Listen to the way your students speak while in different contexts (with friends on the playground, with teachers in the hallway, as they think out loud about the dialogue they are considering for a written personal narrative). Keep a record of these phrases, and the context(s) in which students speak them. Are you finding patterns? Are your students using Standardized English in certain contexts, and not in others? Do particular children speak Spanish with their family or Spanish-speaking friends, but know to switch to English when communicating with others?
Step 2. Talk
Talk with your students about diverse ways of speaking. Bring up specific phrases or sentences you have heard, in multiple dialects, languages, or levels of formality. Draw their attention to the fact that they likely use different wording with their friends on the playground than with their teachers in the classroom. Make these conversations part of your school day. When they hear interesting examples of language, encourage children to write them down or share them with the class.
Step 3. Ask
Ask students questions that build from the language they already use. For instance, if you are studying subject/verb agreement, and the children need to circle “be” or “am” in the sentence I (be/am) walking to school, you might present the sentence, and then say, “Now, when we complete sheets like this, we are usually thinking about how we speak in more formal settings, with people we don’t know very well, or while giving a speech or presentation. Which word would you use in these more formal settings?” This approach does not prize one way of speaking over another. Instead of shutting down some students’ home languages/dialects, it uses multiple codes to encourage critical thinking and engagement with grammar.
By using the listen, talk, ask strategy, you and your students can start to build an authentic and relevant grammar curriculum. This, in turn, will increase the chances that your students will commit this information to their long term memories, as they can connect what they are learning to already familiar language contexts.

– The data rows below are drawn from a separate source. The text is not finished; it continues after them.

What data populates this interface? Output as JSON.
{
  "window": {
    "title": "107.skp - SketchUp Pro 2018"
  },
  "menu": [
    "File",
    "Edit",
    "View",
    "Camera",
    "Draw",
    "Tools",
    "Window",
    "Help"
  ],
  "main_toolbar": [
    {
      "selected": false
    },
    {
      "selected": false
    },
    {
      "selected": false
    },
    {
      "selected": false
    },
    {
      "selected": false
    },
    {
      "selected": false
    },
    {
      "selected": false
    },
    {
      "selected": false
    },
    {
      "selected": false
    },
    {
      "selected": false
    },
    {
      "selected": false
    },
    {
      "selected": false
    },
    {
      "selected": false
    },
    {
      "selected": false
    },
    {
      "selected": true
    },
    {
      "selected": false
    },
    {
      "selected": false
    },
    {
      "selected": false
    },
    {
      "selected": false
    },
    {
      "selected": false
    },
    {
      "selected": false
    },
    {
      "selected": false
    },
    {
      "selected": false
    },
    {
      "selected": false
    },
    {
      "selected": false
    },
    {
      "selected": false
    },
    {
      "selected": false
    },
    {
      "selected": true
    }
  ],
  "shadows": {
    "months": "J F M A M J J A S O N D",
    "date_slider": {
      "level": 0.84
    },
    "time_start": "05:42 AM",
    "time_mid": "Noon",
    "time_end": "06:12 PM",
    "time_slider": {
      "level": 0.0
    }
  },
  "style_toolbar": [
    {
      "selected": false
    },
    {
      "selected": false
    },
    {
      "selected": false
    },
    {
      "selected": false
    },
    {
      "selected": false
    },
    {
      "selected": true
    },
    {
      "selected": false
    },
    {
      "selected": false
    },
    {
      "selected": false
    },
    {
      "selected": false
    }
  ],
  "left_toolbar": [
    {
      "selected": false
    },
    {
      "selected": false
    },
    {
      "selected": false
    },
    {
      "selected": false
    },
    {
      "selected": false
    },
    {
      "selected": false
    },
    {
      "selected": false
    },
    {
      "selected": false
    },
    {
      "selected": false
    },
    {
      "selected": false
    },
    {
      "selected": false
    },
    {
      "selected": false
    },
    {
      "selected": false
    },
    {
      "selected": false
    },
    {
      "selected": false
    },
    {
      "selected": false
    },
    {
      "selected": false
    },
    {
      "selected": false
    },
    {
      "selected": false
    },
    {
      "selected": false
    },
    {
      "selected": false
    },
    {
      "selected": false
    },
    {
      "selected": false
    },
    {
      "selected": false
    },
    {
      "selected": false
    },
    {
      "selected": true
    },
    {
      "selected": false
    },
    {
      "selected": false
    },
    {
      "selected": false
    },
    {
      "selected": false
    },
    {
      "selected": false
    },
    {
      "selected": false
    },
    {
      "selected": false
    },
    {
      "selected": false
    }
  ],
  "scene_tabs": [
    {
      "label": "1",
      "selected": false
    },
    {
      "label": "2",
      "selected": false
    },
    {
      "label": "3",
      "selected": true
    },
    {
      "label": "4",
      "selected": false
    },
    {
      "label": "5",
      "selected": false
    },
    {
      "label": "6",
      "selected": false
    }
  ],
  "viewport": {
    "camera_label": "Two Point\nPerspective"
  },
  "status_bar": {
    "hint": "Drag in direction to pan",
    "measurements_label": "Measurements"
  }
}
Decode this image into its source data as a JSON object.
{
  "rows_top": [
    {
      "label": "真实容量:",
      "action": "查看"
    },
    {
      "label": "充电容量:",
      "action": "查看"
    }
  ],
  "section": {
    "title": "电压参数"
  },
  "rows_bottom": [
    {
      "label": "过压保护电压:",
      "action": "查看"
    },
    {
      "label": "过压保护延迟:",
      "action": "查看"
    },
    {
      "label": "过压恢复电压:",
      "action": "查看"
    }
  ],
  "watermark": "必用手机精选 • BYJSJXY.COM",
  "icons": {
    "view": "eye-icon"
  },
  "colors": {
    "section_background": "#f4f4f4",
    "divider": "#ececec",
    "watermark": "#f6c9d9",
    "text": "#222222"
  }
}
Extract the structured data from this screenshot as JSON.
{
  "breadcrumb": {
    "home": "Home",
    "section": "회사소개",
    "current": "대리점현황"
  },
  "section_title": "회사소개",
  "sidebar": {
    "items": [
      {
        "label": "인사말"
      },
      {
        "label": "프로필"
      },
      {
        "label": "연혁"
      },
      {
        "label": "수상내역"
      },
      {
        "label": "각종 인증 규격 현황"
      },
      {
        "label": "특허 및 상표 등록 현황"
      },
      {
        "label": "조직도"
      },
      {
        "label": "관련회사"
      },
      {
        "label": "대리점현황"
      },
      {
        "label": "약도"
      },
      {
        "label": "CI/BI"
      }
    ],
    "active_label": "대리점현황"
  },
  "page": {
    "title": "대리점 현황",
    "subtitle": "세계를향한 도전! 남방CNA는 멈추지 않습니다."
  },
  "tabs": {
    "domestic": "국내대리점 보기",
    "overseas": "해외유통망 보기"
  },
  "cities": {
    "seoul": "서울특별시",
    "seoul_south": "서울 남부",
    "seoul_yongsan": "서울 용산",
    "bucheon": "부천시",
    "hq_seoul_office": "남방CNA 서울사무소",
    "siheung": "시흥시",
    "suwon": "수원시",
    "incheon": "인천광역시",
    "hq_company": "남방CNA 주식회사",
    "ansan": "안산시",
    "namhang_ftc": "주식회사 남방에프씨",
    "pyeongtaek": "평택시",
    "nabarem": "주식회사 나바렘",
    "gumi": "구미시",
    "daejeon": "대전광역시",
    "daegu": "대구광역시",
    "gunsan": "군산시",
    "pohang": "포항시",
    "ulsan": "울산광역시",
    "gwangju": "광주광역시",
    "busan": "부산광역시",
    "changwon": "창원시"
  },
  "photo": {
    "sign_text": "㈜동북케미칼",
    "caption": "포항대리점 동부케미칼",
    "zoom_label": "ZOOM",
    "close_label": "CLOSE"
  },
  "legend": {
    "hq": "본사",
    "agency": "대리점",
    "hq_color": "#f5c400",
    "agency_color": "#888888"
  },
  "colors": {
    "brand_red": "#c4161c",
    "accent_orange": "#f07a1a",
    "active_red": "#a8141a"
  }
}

Allen, J. B. (2010). Literacy in the welcoming classroom: Creating family-school partnerships that support student learning. New York, NY: Teachers College Press.
Delpit, L. D. (1995). Other people’s children: Cultural conflict in the classroom. New York, NY: New Press.
hooks, b. (1994). Teaching to transgress: Education as the practice of freedom. New York, NY: Routledge.
Hudley, A. H. C., & Mallinson, C. (2011). Understanding English language variation in U.S. schools. New York, NY: Teachers College Press.
Nieto, S. (2009). Language, culture, and teaching (2nd ed.). New York, NY: Routledge.
Jen McCreight has eight years of experience teaching kindergarten and first grade, and is currently an Assistant Professor at Hiram College in Hiram, OH. She teaches Early Childhood Education courses, and enjoys working with her students and area teachers to honor and build upon language diversity within elementary school classrooms. Jen holds a Ph.D in Language and Literacy Education from the University of Georgia.
Her newest book is Celebrating Diversity Through Language Study: A New Approach To Grammar Lessons.
Heinemann is dedicated to teachers. Learn more here.